Electric Wiring; Theory and Practice, for Wiremen, Engineers and Students, Including Special Chapters on Motor and Dynamo Circuits and Ship Wiring, and Classified Examination Questions in Installation Work

Electric Wiring; Theory and Practice, for Wiremen, Engineers and Students, Including Special Chapters on Motor and Dynamo Circuits and Ship Wiring, and Classified Examination Questions in Installation Work

By (author) 

List price: US$20.12

Currently unavailable

Add to wishlist

AbeBooks may have this title (opens in new window).

Try AbeBooks

Description

This historic book may have numerous typos and missing text. Purchasers can download a free scanned copy of the original book (without typos) from the publisher. Not indexed. Not illustrated. 1920 edition. Excerpt: ...China, and Porcelain are all spendid insulators of the best kind, if made of best quality material. Unfortunately they easily break, and in many cases it is only the surface glaze which renders them such good insulators, so that on being chipped the material absorbs water and loses its insulating properties. Owing to the easy manipulation of the clay any shape or size can be made, so that these materials are largely used for switch bases and covers, ceiling roses, fuse blocks, line insulators, etc. Glass has a great affinity for moisture, and is inclined to chip and crack, although the insulation properties of the best kinds are about ten times that of porcelain. If the air is very dry, as in some parts of America, glass is superior to porcelain for insulators on extra high voltage transmission lines. 300. Asbestos Wood.--This material is mineral in character and is made chiefly from asbestos fibre. In appearance it is like dark oak and can be turned, cut, etc., with the same ease that hard wood can. Its mechanical strength is very great and a slab f in. thick has the same strength as a panel of marble having a thickness of 2 ins. The insulation tests show that it is little affected by water and has a resistance about equal to hard rubber, and very much higher than slate or marble. Owing to its fireproof nature, high insulating properties and great mechanical strength, together with the ease with which it can be worked, it should be used to a large extent in the future for switch bases, dividing fillets, etc., where a substance possessing these qualities is essential. 301. Insulators for Cables. 302. Pure Rubber.--This on exposure soon deteriorates and becomes brittle. On being heated it becomes soft and sticky, and with increase of temperature...show more
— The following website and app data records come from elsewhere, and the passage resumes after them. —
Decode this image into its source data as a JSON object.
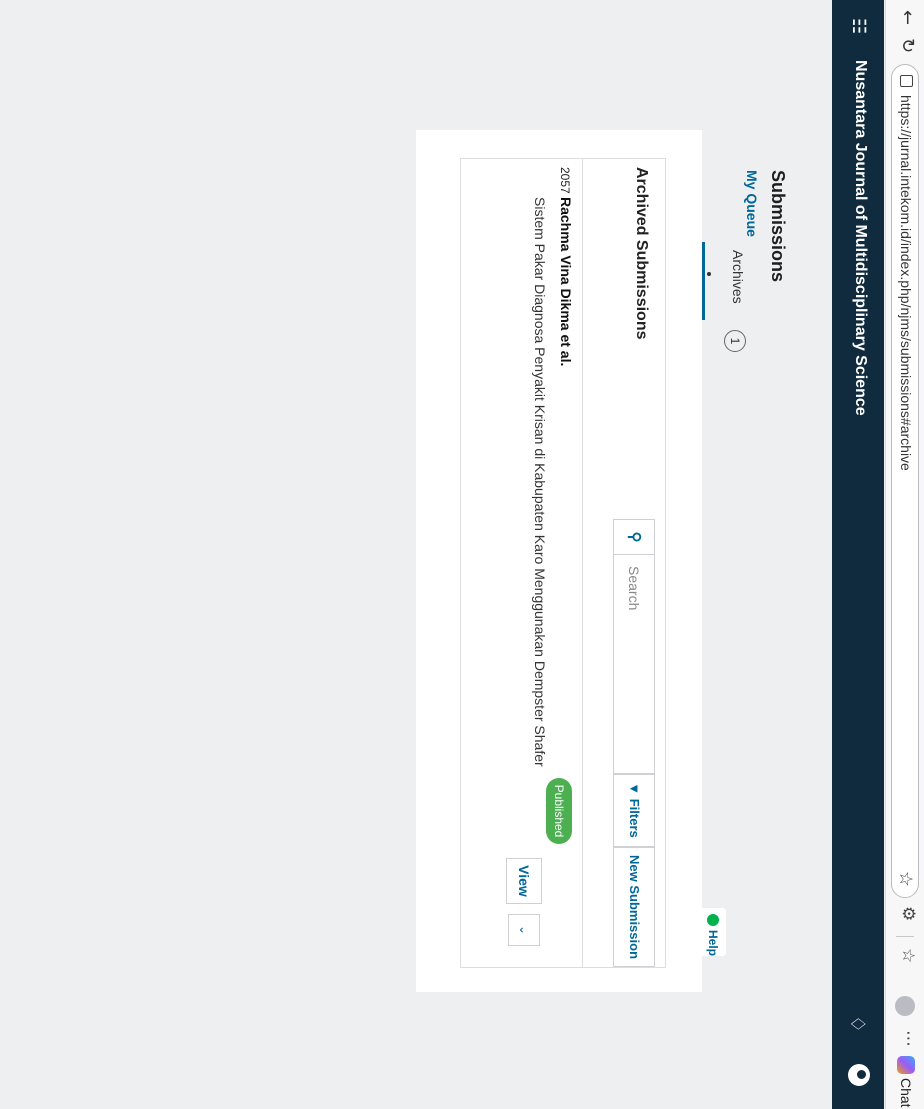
{
  "browser": {
    "back_icon": "arrow-left-icon",
    "reload_icon": "reload-icon",
    "url": "https://jurnal.intekom.id/index.php/njms/submissions#archive",
    "chat_label": "Chat"
  },
  "header": {
    "journal_title": "Nusantara Journal of Multidisciplinary Science",
    "background": "#0f2b3d"
  },
  "page": {
    "title": "Submissions",
    "tabs": [
      {
        "label": "My Queue"
      },
      {
        "label": "Archives",
        "count": "1"
      }
    ],
    "help_label": "Help"
  },
  "archive": {
    "heading": "Archived Submissions",
    "search_placeholder": "Search",
    "filters_label": "Filters",
    "new_submission_label": "New Submission",
    "items": [
      {
        "id": "2057",
        "author": "Rachma Vina Dikma et al.",
        "title": "Sistem Pakar Diagnosa Penyakit Krisan di Kabupaten Karo Menggunakan Dempster Shafer",
        "status": "Published",
        "view_label": "View",
        "expand_icon": "chevron-down-icon"
      }
    ]
  },
  "colors": {
    "accent": "#006798",
    "published": "#4caf50",
    "help": "#00b24e"
  }
}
Product details

  • Paperback | 110 pages
  • 189 x 246 x 6mm | 213g
  • Rarebooksclub.com
  • Miami Fl, United States
  • English
  • black & white illustrations
  • 1236653386
  • 9781236653383